He read a statement during his Cornerstone Church’s two morning worship services Sunday, reflecting confidence in the latest version of the ordinance, which is expected to go before the City Council on Sept. 5. And he claimed credit for a key wording change that ended his opposition to the measure.

At issue was a clause that would have allowed the council to consider whether candidates for city boards and commissions had discriminated against gay and transgender people in “word or deed” — which opponents saw as an invitation to consider their socially conservative views on homosexuality.

The proposal’s author, Councilman Diego Bernal, removed that language July 25.

“All of the previous language that infringed upon the freedom of speech, the freedom of exercise of religion and the ability for people of faith to serve on City Council has been expunged,” Hagee told the Cornerstone audience, prompting a standing ovation at the first Sunday service.

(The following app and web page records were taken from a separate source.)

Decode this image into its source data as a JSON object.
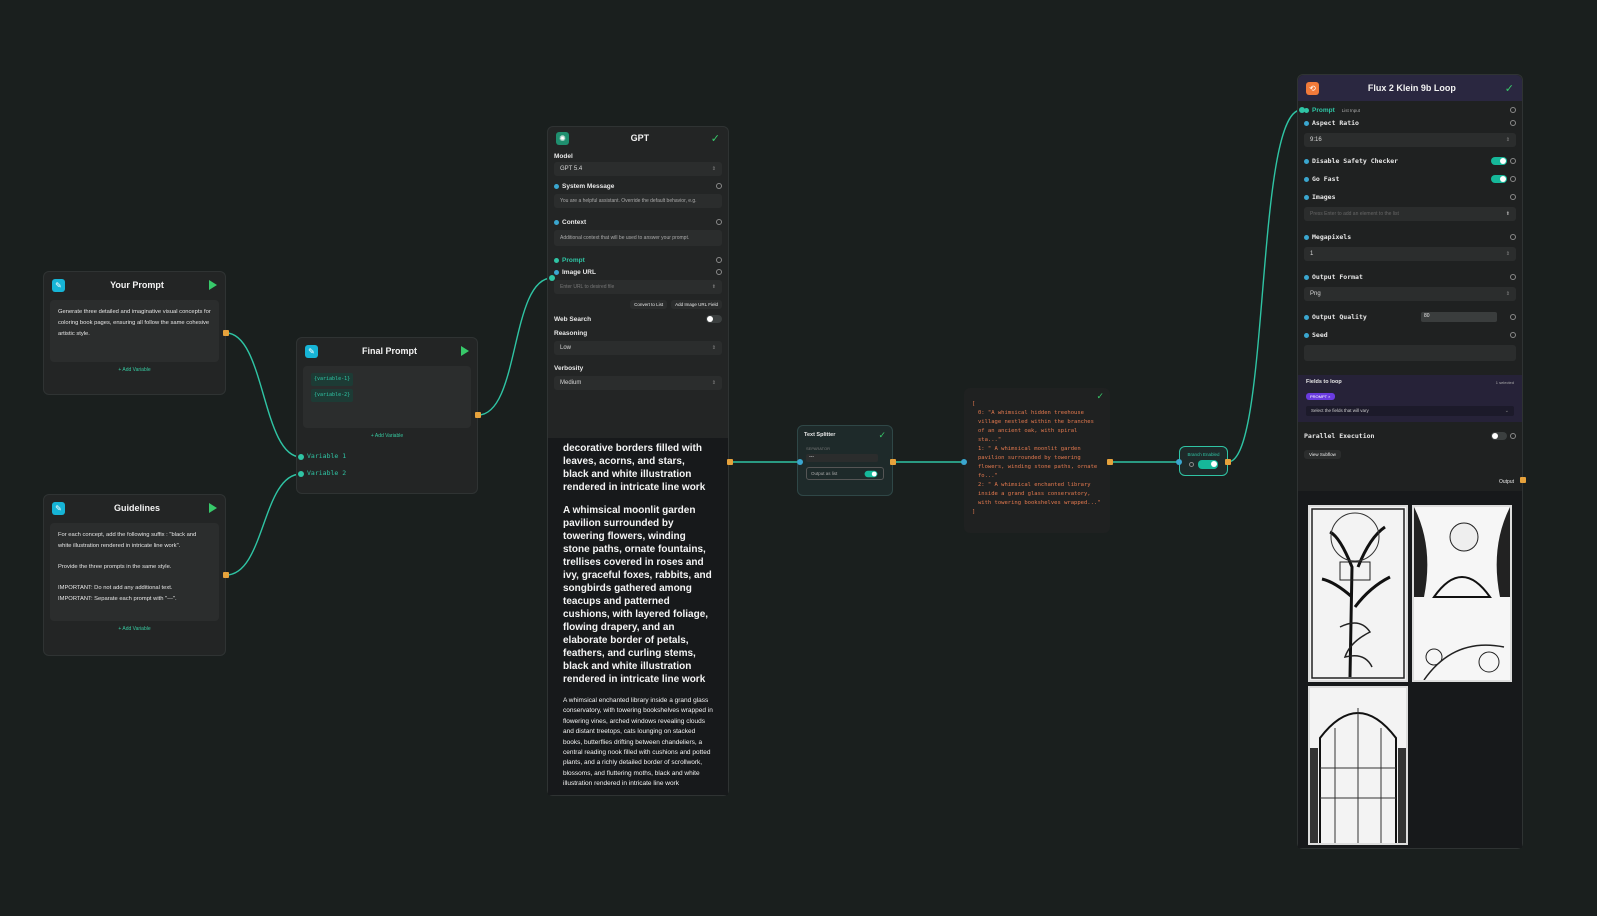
{
  "your_prompt": {
    "title": "Your Prompt",
    "text": "Generate three detailed and imaginative visual concepts for coloring book pages, ensuring all follow the same cohesive artistic style.",
    "add_variable": "+ Add Variable"
  },
  "guidelines": {
    "title": "Guidelines",
    "line1": "For each concept, add the following suffix : \"black and white illustration rendered in intricate line work\".",
    "line2": "Provide the three prompts in the same style.",
    "line3": "IMPORTANT: Do not add any additional text.",
    "line4": "IMPORTANT: Separate each prompt with \"---\".",
    "add_variable": "+ Add Variable"
  },
  "final_prompt": {
    "title": "Final Prompt",
    "var1_tag": "{variable-1}",
    "var2_tag": "{variable-2}",
    "add_variable": "+ Add Variable",
    "input1": "Variable 1",
    "input2": "Variable 2"
  },
  "gpt": {
    "title": "GPT",
    "model_label": "Model",
    "model_value": "GPT 5.4",
    "system_label": "System Message",
    "system_value": "You are a helpful assistant. Override the default behavior, e.g.",
    "context_label": "Context",
    "context_value": "Additional context that will be used to answer your prompt.",
    "prompt_label": "Prompt",
    "image_label": "Image URL",
    "image_placeholder": "Enter URL to desired file",
    "convert_btn": "Convert to List",
    "add_image_btn": "Add Image URL Field",
    "web_search_label": "Web Search",
    "reasoning_label": "Reasoning",
    "reasoning_value": "Low",
    "verbosity_label": "Verbosity",
    "verbosity_value": "Medium",
    "output_p1": "decorative borders filled with leaves, acorns, and stars, black and white illustration rendered in intricate line work",
    "output_p2": "A whimsical moonlit garden pavilion surrounded by towering flowers, winding stone paths, ornate fountains, trellises covered in roses and ivy, graceful foxes, rabbits, and songbirds gathered among teacups and patterned cushions, with layered foliage, flowing drapery, and an elaborate border of petals, feathers, and curling stems, black and white illustration rendered in intricate line work",
    "output_p3": "A whimsical enchanted library inside a grand glass conservatory, with towering bookshelves wrapped in flowering vines, arched windows revealing clouds and distant treetops, cats lounging on stacked books, butterflies drifting between chandeliers, a central reading nook filled with cushions and potted plants, and a richly detailed border of scrollwork, blossoms, and fluttering moths, black and white illustration rendered in intricate line work"
  },
  "splitter": {
    "title": "Text Splitter",
    "sep_label": "SEPARATOR",
    "sep_value": "---",
    "output_list_label": "Output as list"
  },
  "json_output": {
    "open": "[",
    "item0": "0: \"A whimsical hidden treehouse village nestled within the branches of an ancient oak, with spiral sta...\"",
    "item1": "1: \" A whimsical moonlit garden pavilion surrounded by towering flowers, winding stone paths, ornate fo...\"",
    "item2": "2: \" A whimsical enchanted library inside a grand glass conservatory, with towering bookshelves wrapped...\"",
    "close": "]"
  },
  "branch": {
    "label": "Branch Enabled"
  },
  "flux": {
    "title": "Flux 2 Klein 9b Loop",
    "prompt_label": "Prompt",
    "list_input": "List Input",
    "aspect_label": "Aspect Ratio",
    "aspect_value": "9:16",
    "safety_label": "Disable Safety Checker",
    "gofast_label": "Go Fast",
    "images_label": "Images",
    "images_placeholder": "Press Enter to add an element to the list",
    "megapixels_label": "Megapixels",
    "megapixels_value": "1",
    "format_label": "Output Format",
    "format_value": "Png",
    "quality_label": "Output Quality",
    "quality_value": "80",
    "seed_label": "Seed",
    "fields_loop_label": "Fields to loop",
    "fields_loop_count": "1 selected",
    "prompt_chip": "PROMPT ×",
    "fields_select": "Select the fields that will vary",
    "parallel_label": "Parallel Execution",
    "view_subflow": "View Subflow",
    "output_label": "Output"
  },
  "colors": {
    "canvas": "#1a1f1e",
    "node": "#232525",
    "accent_teal": "#2fc4a4",
    "accent_orange": "#e6a23c",
    "accent_green": "#37c96a",
    "flux_header": "#2a2740"
  }
}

[…]

Hagee said he got the city attorney and Bernal to agree to the revisions in writing when they met Tuesday.

Though Bernal said he had made the revisions almost two weeks before that meeting, he said Sunday that the agreement and meeting with Hagee underscored the benefits of respectful dialogue.

“I was happy to share the changes with the pastor and his son,” Bernal said Sunday, referring to Mathew Hagee, the executive pastor at Cornerstone, who was also present.

“The ability to speak face to face about what the ordinance does and doesn’t do has proven to me time and time again to be the most effective method,” Bernal said.

Hagee said he had denounced the earlier draft through his church’s email network “weeks ago” and sent a letter to the council and mayor asking to discuss it. He spoke against it from the pulpit Aug. 4 and again on the nationally syndicated Glenn Beck talk show Aug. 5.

Hagee said he changed course the next day, after meeting with Bernal and reviewing the changes with his attorney and the Justice Foundation, a conservative legal defense firm.

Let me check…yep, the Earth is still spinning on its axis. Fire and brimstone are not coming down from the skies, rivers and seas are not boiling, and reports of dogs and cats living together should be considered premature and unconfirmed at this time. I haven’t followed this closely enough to know why that particular language was a hangup for Hagee, but just the idea that a guy like that wouldn’t flat out oppose a pro-equality ordinance on principle strikes me as a big deal.

Of course, plenty of Hagee’s brethren in equality opposition remain opposed to this ordinance, so at least some things never change. As it turns out, another opponent is SA Council Member Elise Chan, in an ugly and spectacular fashion.

Chan describes LGBTQ people as “disgusting,” saying they shouldn’t be allowed to adopt and that homosexuality is “against nature.” Former Chan staffer James Stevens surreptitiously recorded Chan’s comments on his iPhone during a May meeting on the proposed ordinance. Stevens provided the recording to San Antonio Express-News columnist Brian Chasnoff, who published a damning article today.

At one point in the recording, amid a tittering exchange about pansexual people, Chan interjects her opinion on the nature of homosexuality.

“You know, to be quite honest, I know this is not politically correct,” she said. “I never bought in that you are born, that you are born gay. I can’t imagine it.”

As the talk shifted back to pansexual people, whose sexual orientations encompass all gender identities, Chan asks, “How can that be?”

“I will say, ‘Strip down! What equipment do you have?’” she continued. “I’m telling you. Crazy. We’re getting to crazy realm.”

Stevens agrees that it’s “politically incorrect in some circles” to claim that people choose to be gay. “The newspaper will get to you,” he warned.

Chan was evidently aware that her homophobic remarks could get her in trouble politically, and vowed to keep them under wraps in public.

Clearly, the better strategy would have been to not be a despicable bigot, but perhaps that’s too complicate for some people. When John Hagee is a model of tolerance, you know things have gone a bit sideways. Concerned Citizens has more.